This year’s winterkill rate is expected to range from 10 to 12 per cent of the total crop, which is higher than the average rate of three to five per cent, Shapton said.
That means that of the roughly 950,000 winter wheat acres seeded in Ontario in the fall, anywhere from 800,000 to 850,000 acres will be harvested this summer.
A tough spring and poor seeding conditions in the fall are expected to bring yields back in line with five-year averages of 75 to 76 bushels an acre, compared with 80-plus-bushel yields in the last couple of years, Shapton said.
The winter wheat crop is roughly 10 to 14 days behind normal development due to a lack of warm weather.
“We didn’t have the heat and things are behind. It’s past the middle of May and we should have wheat up to our knees or higher by now but we’re a long ways from that,” Shapton said.
That said, temperatures in Ontario have climbed recently and the winter wheat crop is expected to catch-up.
“In a few days, there could be a whole different story as far as the crop’s development goes,” Shapton said.
The province’s winter wheat production was pegged by Shapton around 1.75 million tonnes, the majority of which is soft red winter wheat. Hard red winter wheat accounts for roughly five per cent and hard white winter wheat for roughly five to seven per cent of the total.
There will be plenty of soft red winter wheat in Ontario to export and market, Shapton said.

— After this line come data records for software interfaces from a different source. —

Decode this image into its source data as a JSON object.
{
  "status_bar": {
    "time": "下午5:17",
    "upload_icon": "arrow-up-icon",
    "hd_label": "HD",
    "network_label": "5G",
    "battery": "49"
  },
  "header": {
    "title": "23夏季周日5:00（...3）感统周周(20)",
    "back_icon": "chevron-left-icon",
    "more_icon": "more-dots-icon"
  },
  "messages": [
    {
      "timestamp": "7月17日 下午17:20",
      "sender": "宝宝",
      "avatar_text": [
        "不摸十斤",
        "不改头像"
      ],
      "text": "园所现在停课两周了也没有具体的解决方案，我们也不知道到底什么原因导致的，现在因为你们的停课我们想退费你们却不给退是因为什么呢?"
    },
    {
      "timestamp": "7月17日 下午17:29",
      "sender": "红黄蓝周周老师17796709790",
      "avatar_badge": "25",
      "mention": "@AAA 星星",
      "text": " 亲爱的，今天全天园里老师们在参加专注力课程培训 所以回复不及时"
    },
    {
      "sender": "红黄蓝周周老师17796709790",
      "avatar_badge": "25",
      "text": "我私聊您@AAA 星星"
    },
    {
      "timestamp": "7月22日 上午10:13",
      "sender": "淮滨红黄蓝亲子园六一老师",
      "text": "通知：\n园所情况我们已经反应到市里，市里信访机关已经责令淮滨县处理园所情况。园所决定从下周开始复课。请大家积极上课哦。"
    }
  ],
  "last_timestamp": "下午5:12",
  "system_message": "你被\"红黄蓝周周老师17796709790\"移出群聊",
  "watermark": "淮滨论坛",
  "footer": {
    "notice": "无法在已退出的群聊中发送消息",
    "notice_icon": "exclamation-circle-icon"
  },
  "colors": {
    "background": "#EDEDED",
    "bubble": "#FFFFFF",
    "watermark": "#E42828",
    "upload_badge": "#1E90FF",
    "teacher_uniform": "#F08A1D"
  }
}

“We’ll still have the third- or fourth-largest crop we’ve ever had. Long-term provincial averages are probably around 750,000 acres and we’re still at 850,000. We’re down significantly from 1.25 (million acres) last year but still well above average,” he said.